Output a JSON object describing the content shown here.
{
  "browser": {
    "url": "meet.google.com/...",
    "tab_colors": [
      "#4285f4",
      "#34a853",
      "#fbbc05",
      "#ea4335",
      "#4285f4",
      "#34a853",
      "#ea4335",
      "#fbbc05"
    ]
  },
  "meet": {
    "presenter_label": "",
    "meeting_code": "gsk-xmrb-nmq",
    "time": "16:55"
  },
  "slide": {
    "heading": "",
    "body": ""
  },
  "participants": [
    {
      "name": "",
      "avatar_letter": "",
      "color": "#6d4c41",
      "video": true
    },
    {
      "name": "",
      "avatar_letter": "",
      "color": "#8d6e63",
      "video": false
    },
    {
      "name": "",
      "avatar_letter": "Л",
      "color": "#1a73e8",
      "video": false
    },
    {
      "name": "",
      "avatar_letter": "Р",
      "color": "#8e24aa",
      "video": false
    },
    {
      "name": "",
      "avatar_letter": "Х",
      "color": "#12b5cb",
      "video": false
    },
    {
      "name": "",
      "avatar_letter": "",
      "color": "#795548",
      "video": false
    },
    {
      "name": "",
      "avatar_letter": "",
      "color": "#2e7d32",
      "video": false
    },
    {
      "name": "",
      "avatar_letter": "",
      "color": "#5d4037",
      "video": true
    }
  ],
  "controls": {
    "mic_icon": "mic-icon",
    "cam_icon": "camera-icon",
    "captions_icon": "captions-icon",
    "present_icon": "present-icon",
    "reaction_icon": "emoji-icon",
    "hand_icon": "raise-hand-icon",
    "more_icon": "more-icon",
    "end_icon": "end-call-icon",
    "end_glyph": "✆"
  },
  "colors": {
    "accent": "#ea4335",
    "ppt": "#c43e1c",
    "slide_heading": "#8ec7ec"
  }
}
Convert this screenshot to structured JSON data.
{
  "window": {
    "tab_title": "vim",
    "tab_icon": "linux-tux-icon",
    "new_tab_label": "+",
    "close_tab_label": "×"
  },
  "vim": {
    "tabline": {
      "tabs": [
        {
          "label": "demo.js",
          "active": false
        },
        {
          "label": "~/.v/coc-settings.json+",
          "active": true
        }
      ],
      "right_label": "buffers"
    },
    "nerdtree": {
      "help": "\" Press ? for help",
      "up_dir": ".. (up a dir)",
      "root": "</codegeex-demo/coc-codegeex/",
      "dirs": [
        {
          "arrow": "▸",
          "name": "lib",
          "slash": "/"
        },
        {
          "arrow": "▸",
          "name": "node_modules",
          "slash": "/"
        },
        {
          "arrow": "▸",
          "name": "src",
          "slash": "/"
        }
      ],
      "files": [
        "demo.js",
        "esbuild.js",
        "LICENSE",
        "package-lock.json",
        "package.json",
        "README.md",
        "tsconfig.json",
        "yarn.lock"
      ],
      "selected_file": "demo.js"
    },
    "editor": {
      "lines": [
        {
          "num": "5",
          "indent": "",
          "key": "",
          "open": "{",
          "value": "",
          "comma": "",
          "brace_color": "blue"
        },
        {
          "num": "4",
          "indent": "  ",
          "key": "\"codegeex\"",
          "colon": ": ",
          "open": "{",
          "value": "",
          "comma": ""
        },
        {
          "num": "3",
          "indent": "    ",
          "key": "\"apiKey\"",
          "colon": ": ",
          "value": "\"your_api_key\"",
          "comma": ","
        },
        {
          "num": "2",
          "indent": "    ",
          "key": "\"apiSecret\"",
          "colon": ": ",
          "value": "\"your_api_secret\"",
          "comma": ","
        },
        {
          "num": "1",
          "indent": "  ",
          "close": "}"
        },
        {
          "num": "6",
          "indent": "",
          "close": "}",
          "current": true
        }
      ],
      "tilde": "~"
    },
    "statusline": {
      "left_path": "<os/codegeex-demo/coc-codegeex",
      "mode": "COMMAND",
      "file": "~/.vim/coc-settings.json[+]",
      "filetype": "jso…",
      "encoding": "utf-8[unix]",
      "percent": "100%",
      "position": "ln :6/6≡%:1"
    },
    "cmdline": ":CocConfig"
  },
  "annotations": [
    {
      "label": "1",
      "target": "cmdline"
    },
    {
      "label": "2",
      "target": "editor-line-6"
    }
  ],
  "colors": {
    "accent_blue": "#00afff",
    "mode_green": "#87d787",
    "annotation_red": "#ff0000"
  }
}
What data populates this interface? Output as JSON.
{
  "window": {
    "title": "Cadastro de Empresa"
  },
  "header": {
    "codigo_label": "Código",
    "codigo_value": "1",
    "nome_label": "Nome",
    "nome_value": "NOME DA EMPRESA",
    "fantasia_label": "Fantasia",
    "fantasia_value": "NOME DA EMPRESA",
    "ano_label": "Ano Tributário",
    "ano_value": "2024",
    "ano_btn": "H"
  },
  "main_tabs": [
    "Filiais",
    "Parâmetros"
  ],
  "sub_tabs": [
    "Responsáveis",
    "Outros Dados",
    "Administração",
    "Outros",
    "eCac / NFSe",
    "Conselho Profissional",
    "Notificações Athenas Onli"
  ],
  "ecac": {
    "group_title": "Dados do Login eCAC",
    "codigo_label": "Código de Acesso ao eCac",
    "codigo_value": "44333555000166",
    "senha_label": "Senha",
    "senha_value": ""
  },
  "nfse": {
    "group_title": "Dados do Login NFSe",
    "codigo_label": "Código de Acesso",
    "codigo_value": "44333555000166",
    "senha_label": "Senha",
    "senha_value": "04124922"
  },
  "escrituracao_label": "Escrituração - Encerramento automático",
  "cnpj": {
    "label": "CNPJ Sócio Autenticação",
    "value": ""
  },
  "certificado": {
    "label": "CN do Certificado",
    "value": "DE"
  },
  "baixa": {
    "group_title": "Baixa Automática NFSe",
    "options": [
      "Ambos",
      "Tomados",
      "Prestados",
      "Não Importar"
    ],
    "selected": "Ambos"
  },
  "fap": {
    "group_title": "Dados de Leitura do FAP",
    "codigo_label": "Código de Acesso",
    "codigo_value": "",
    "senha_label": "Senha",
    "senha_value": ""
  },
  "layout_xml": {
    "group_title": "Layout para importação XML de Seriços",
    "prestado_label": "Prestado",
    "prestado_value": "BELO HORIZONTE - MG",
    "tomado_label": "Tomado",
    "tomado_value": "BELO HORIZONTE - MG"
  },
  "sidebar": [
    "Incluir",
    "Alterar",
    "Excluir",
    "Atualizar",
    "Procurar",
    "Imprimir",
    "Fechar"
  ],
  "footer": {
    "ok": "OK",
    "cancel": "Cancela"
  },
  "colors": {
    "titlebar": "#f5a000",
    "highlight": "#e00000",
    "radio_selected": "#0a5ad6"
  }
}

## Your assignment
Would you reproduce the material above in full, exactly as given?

## Result for this task
Output a JSON object describing the content shown here.
{
  "browser": {
    "url": "meet.google.com/...",
    "tab_colors": [
      "#4285f4",
      "#34a853",
      "#fbbc05",
      "#ea4335",
      "#4285f4",
      "#34a853",
      "#ea4335",
      "#fbbc05"
    ]
  },
  "meet": {
    "presenter_label": "",
    "meeting_code": "gsk-xmrb-nmq",
    "time": "16:55"
  },
  "slide": {
    "heading": "",
    "body": ""
  },
  "participants": [
    {
      "name": "",
      "avatar_letter": "",
      "color": "#6d4c41",
      "video": true
    },
    {
      "name": "",
      "avatar_letter": "",
      "color": "#8d6e63",
      "video": false
    },
    {
      "name": "",
      "avatar_letter": "Л",
      "color": "#1a73e8",
      "video": false
    },
    {
      "name": "",
      "avatar_letter": "Р",
      "color": "#8e24aa",
      "video": false
    },
    {
      "name": "",
      "avatar_letter": "Х",
      "color": "#12b5cb",
      "video": false
    },
    {
      "name": "",
      "avatar_letter": "",
      "color": "#795548",
      "video": false
    },
    {
      "name": "",
      "avatar_letter": "",
      "color": "#2e7d32",
      "video": false
    },
    {
      "name": "",
      "avatar_letter": "",
      "color": "#5d4037",
      "video": true
    }
  ],
  "controls": {
    "mic_icon": "mic-icon",
    "cam_icon": "camera-icon",
    "captions_icon": "captions-icon",
    "present_icon": "present-icon",
    "reaction_icon": "emoji-icon",
    "hand_icon": "raise-hand-icon",
    "more_icon": "more-icon",
    "end_icon": "end-call-icon",
    "end_glyph": "✆"
  },
  "colors": {
    "accent": "#ea4335",
    "ppt": "#c43e1c",
    "slide_heading": "#8ec7ec"
  }
}
Convert this screenshot to structured JSON data.
{
  "window": {
    "tab_title": "vim",
    "tab_icon": "linux-tux-icon",
    "new_tab_label": "+",
    "close_tab_label": "×"
  },
  "vim": {
    "tabline": {
      "tabs": [
        {
          "label": "demo.js",
          "active": false
        },
        {
          "label": "~/.v/coc-settings.json+",
          "active": true
        }
      ],
      "right_label": "buffers"
    },
    "nerdtree": {
      "help": "\" Press ? for help",
      "up_dir": ".. (up a dir)",
      "root": "</codegeex-demo/coc-codegeex/",
      "dirs": [
        {
          "arrow": "▸",
          "name": "lib",
          "slash": "/"
        },
        {
          "arrow": "▸",
          "name": "node_modules",
          "slash": "/"
        },
        {
          "arrow": "▸",
          "name": "src",
          "slash": "/"
        }
      ],
      "files": [
        "demo.js",
        "esbuild.js",
        "LICENSE",
        "package-lock.json",
        "package.json",
        "README.md",
        "tsconfig.json",
        "yarn.lock"
      ],
      "selected_file": "demo.js"
    },
    "editor": {
      "lines": [
        {
          "num": "5",
          "indent": "",
          "key": "",
          "open": "{",
          "value": "",
          "comma": "",
          "brace_color": "blue"
        },
        {
          "num": "4",
          "indent": "  ",
          "key": "\"codegeex\"",
          "colon": ": ",
          "open": "{",
          "value": "",
          "comma": ""
        },
        {
          "num": "3",
          "indent": "    ",
          "key": "\"apiKey\"",
          "colon": ": ",
          "value": "\"your_api_key\"",
          "comma": ","
        },
        {
          "num": "2",
          "indent": "    ",
          "key": "\"apiSecret\"",
          "colon": ": ",
          "value": "\"your_api_secret\"",
          "comma": ","
        },
        {
          "num": "1",
          "indent": "  ",
          "close": "}"
        },
        {
          "num": "6",
          "indent": "",
          "close": "}",
          "current": true
        }
      ],
      "tilde": "~"
    },
    "statusline": {
      "left_path": "<os/codegeex-demo/coc-codegeex",
      "mode": "COMMAND",
      "file": "~/.vim/coc-settings.json[+]",
      "filetype": "jso…",
      "encoding": "utf-8[unix]",
      "percent": "100%",
      "position": "ln :6/6≡%:1"
    },
    "cmdline": ":CocConfig"
  },
  "annotations": [
    {
      "label": "1",
      "target": "cmdline"
    },
    {
      "label": "2",
      "target": "editor-line-6"
    }
  ],
  "colors": {
    "accent_blue": "#00afff",
    "mode_green": "#87d787",
    "annotation_red": "#ff0000"
  }
}
What data populates this interface? Output as JSON.
{
  "window": {
    "title": "Cadastro de Empresa"
  },
  "header": {
    "codigo_label": "Código",
    "codigo_value": "1",
    "nome_label": "Nome",
    "nome_value": "NOME DA EMPRESA",
    "fantasia_label": "Fantasia",
    "fantasia_value": "NOME DA EMPRESA",
    "ano_label": "Ano Tributário",
    "ano_value": "2024",
    "ano_btn": "H"
  },
  "main_tabs": [
    "Filiais",
    "Parâmetros"
  ],
  "sub_tabs": [
    "Responsáveis",
    "Outros Dados",
    "Administração",
    "Outros",
    "eCac / NFSe",
    "Conselho Profissional",
    "Notificações Athenas Onli"
  ],
  "ecac": {
    "group_title": "Dados do Login eCAC",
    "codigo_label": "Código de Acesso ao eCac",
    "codigo_value": "44333555000166",
    "senha_label": "Senha",
    "senha_value": ""
  },
  "nfse": {
    "group_title": "Dados do Login NFSe",
    "codigo_label": "Código de Acesso",
    "codigo_value": "44333555000166",
    "senha_label": "Senha",
    "senha_value": "04124922"
  },
  "escrituracao_label": "Escrituração - Encerramento automático",
  "cnpj": {
    "label": "CNPJ Sócio Autenticação",
    "value": ""
  },
  "certificado": {
    "label": "CN do Certificado",
    "value": "DE"
  },
  "baixa": {
    "group_title": "Baixa Automática NFSe",
    "options": [
      "Ambos",
      "Tomados",
      "Prestados",
      "Não Importar"
    ],
    "selected": "Ambos"
  },
  "fap": {
    "group_title": "Dados de Leitura do FAP",
    "codigo_label": "Código de Acesso",
    "codigo_value": "",
    "senha_label": "Senha",
    "senha_value": ""
  },
  "layout_xml": {
    "group_title": "Layout para importação XML de Seriços",
    "prestado_label": "Prestado",
    "prestado_value": "BELO HORIZONTE - MG",
    "tomado_label": "Tomado",
    "tomado_value": "BELO HORIZONTE - MG"
  },
  "sidebar": [
    "Incluir",
    "Alterar",
    "Excluir",
    "Atualizar",
    "Procurar",
    "Imprimir",
    "Fechar"
  ],
  "footer": {
    "ok": "OK",
    "cancel": "Cancela"
  },
  "colors": {
    "titlebar": "#f5a000",
    "highlight": "#e00000",
    "radio_selected": "#0a5ad6"
  }
}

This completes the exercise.